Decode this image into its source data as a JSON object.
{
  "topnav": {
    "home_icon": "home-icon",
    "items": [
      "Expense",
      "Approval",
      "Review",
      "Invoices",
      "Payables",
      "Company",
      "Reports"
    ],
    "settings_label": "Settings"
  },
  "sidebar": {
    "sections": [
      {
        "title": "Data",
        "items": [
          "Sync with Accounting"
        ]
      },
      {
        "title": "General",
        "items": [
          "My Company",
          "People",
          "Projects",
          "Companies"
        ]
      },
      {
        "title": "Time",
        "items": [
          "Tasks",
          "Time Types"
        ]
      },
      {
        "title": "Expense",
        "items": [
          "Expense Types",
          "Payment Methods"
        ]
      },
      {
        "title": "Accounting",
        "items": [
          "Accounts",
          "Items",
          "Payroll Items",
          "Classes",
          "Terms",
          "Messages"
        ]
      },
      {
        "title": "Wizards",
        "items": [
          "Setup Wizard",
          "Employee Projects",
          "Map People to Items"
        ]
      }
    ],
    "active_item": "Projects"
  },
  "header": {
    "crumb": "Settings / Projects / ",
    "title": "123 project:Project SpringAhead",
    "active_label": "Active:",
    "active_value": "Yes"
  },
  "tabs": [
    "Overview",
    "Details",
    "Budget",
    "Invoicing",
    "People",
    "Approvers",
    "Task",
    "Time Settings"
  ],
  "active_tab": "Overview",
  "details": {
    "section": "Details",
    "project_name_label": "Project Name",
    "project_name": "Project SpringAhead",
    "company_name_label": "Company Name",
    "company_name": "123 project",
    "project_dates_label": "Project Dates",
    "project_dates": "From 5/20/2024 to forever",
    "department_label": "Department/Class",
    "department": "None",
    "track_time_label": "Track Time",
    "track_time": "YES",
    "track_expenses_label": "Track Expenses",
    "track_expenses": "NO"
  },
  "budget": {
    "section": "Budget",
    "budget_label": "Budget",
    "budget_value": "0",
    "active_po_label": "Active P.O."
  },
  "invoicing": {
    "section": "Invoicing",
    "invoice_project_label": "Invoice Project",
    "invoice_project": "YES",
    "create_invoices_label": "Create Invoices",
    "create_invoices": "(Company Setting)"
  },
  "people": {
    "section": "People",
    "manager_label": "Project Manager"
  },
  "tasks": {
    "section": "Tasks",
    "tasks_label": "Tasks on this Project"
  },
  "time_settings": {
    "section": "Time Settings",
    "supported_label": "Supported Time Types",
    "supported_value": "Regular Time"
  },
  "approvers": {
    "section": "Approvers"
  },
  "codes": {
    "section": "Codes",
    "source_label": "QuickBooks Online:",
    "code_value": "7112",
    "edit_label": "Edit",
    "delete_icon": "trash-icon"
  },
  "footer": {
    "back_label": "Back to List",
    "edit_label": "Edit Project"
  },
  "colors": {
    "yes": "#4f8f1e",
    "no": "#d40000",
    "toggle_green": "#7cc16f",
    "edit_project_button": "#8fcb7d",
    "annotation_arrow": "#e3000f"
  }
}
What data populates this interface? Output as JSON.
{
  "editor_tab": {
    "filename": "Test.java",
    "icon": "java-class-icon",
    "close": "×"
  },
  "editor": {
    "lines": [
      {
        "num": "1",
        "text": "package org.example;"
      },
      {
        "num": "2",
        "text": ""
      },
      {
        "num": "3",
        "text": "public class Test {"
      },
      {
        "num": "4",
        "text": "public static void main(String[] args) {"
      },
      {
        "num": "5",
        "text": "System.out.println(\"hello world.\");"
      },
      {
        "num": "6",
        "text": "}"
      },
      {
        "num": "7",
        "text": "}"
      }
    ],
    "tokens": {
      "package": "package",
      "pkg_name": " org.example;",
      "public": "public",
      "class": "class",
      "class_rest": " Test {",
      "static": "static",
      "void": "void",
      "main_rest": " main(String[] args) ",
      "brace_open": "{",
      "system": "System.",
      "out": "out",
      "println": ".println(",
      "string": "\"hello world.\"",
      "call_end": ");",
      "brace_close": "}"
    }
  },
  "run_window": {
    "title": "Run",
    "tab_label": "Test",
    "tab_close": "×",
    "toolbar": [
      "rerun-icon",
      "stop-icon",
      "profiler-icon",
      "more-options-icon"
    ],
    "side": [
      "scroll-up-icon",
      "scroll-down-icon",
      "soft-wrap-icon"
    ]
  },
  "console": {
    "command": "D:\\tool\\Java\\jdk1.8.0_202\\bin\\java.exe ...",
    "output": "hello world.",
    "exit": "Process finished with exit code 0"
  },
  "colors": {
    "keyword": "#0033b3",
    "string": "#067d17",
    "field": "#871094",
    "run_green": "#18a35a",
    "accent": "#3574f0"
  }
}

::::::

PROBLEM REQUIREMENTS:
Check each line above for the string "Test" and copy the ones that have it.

RESULT OF THIS EXERCISE:
    "filename": "Test.java",
        "text": "public class Test {"
      "class_rest": " Test {",
    "tab_label": "Test",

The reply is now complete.